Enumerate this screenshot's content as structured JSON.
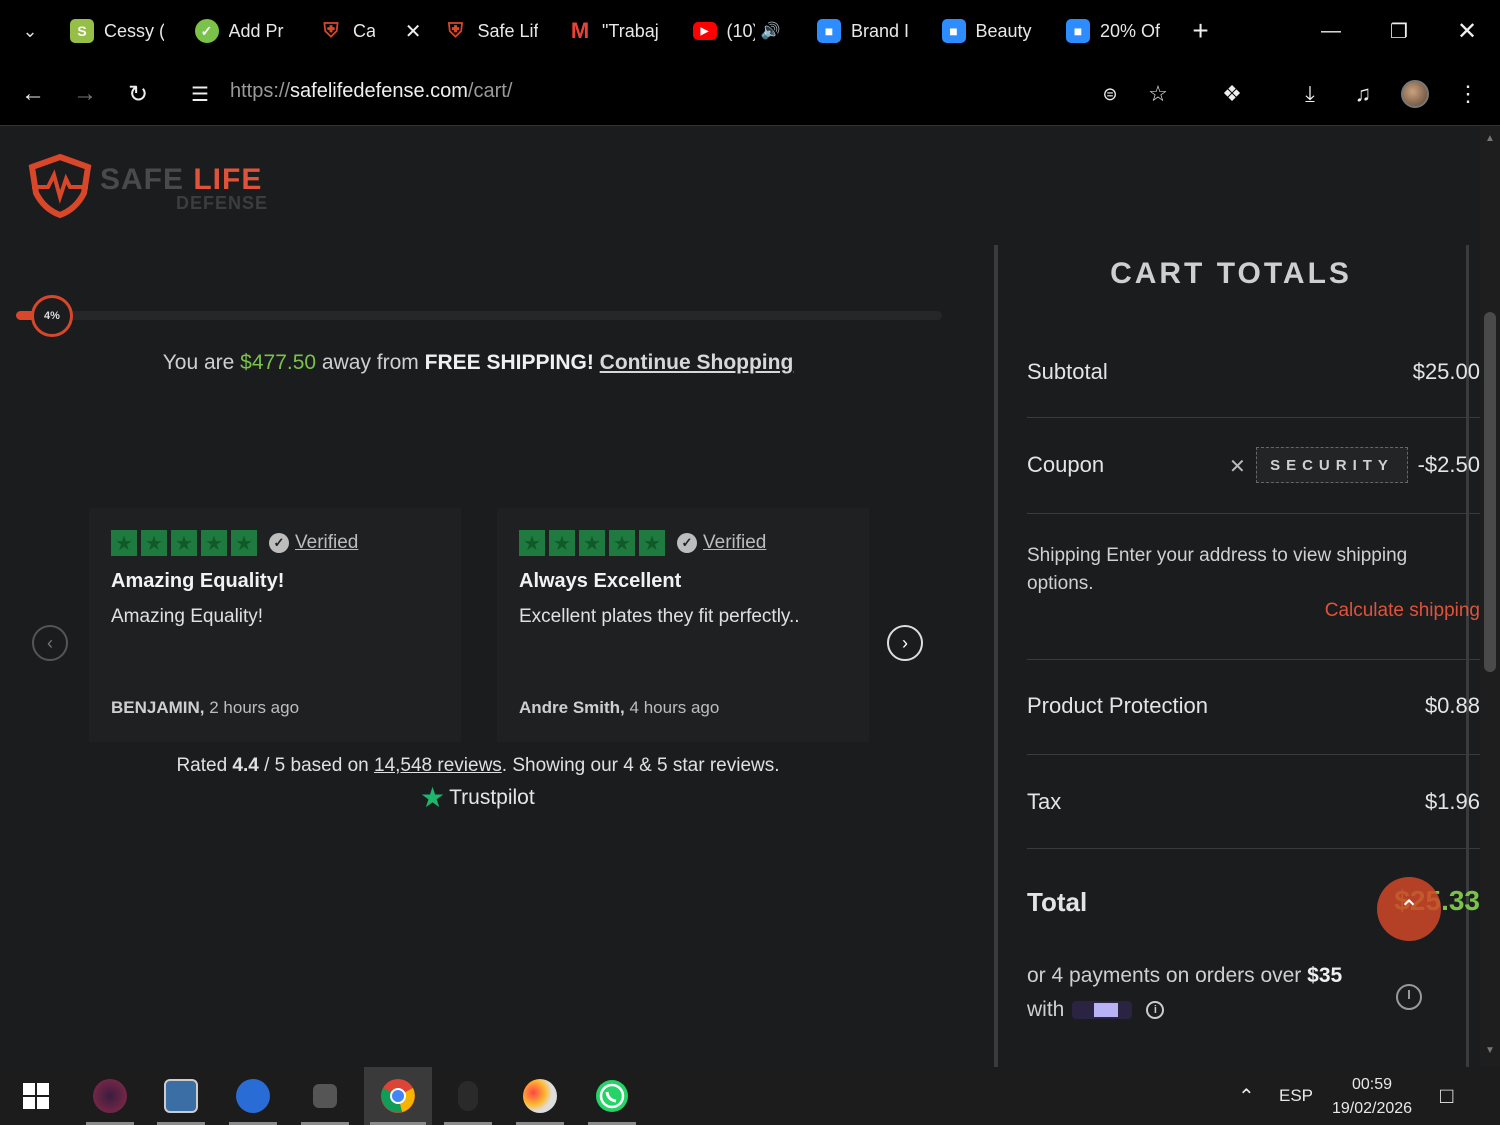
{
  "browser": {
    "tabs": [
      {
        "title": "Cessy (",
        "icon": "shopify-icon",
        "color": "#95bf47"
      },
      {
        "title": "Add Pr",
        "icon": "green-badge-icon",
        "color": "#7ac24a"
      },
      {
        "title": "Ca",
        "icon": "shield-logo-icon",
        "color": "#d9472b",
        "active": true
      },
      {
        "title": "Safe Lif",
        "icon": "shield-logo-icon",
        "color": "#d9472b"
      },
      {
        "title": "\"Trabaj",
        "icon": "gmail-icon",
        "color": "#ea4335"
      },
      {
        "title": "(10)",
        "icon": "youtube-icon",
        "color": "#ff0000"
      },
      {
        "title": "Brand I",
        "icon": "chat-bubble-icon",
        "color": "#2d8cff"
      },
      {
        "title": "Beauty",
        "icon": "chat-bubble-icon",
        "color": "#2d8cff"
      },
      {
        "title": "20% Of",
        "icon": "chat-bubble-icon",
        "color": "#2d8cff"
      }
    ],
    "url_scheme": "https://",
    "url_host": "safelifedefense.com",
    "url_path": "/cart/"
  },
  "logo": {
    "word_safe": "SAFE",
    "word_life": "LIFE",
    "word_defense": "DEFENSE"
  },
  "shipping_progress": {
    "percent_label": "4%",
    "percent": 4,
    "msg_prefix": "You are",
    "amount": "$477.50",
    "msg_mid": "away from",
    "msg_bold": "FREE SHIPPING!",
    "link": "Continue Shopping"
  },
  "reviews": [
    {
      "verified": "Verified",
      "title": "Amazing Equality!",
      "body": "Amazing Equality!",
      "author": "BENJAMIN,",
      "time": "2 hours ago",
      "stars": 5
    },
    {
      "verified": "Verified",
      "title": "Always Excellent",
      "body": "Excellent plates they fit perfectly..",
      "author": "Andre Smith,",
      "time": "4 hours ago",
      "stars": 5
    }
  ],
  "rating": {
    "prefix": "Rated",
    "score": "4.4",
    "out_of": "/ 5 based on",
    "count_link": "14,548 reviews",
    "suffix": ". Showing our 4 & 5 star reviews.",
    "brand": "Trustpilot"
  },
  "cart": {
    "title": "CART TOTALS",
    "subtotal_label": "Subtotal",
    "subtotal_value": "$25.00",
    "coupon_label": "Coupon",
    "coupon_code": "SECURITY",
    "coupon_value": "-$2.50",
    "shipping_text": "Shipping Enter your address to view shipping options.",
    "calc_shipping": "Calculate shipping",
    "protection_label": "Product Protection",
    "protection_value": "$0.88",
    "tax_label": "Tax",
    "tax_value": "$1.96",
    "total_label": "Total",
    "total_value": "$25.33",
    "pay_prefix": "or 4 payments on orders over",
    "pay_amount": "$35",
    "pay_with": "with"
  },
  "taskbar": {
    "lang": "ESP",
    "time": "00:59",
    "date": "19/02/2026"
  }
}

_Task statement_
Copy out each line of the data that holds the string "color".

_Response to this task_
        "color": "#95bf47"
        "color": "#7ac24a"
        "color": "#d9472b",
        "color": "#d9472b"
        "color": "#ea4335"
        "color": "#ff0000"
        "color": "#2d8cff"
        "color": "#2d8cff"
        "color": "#2d8cff"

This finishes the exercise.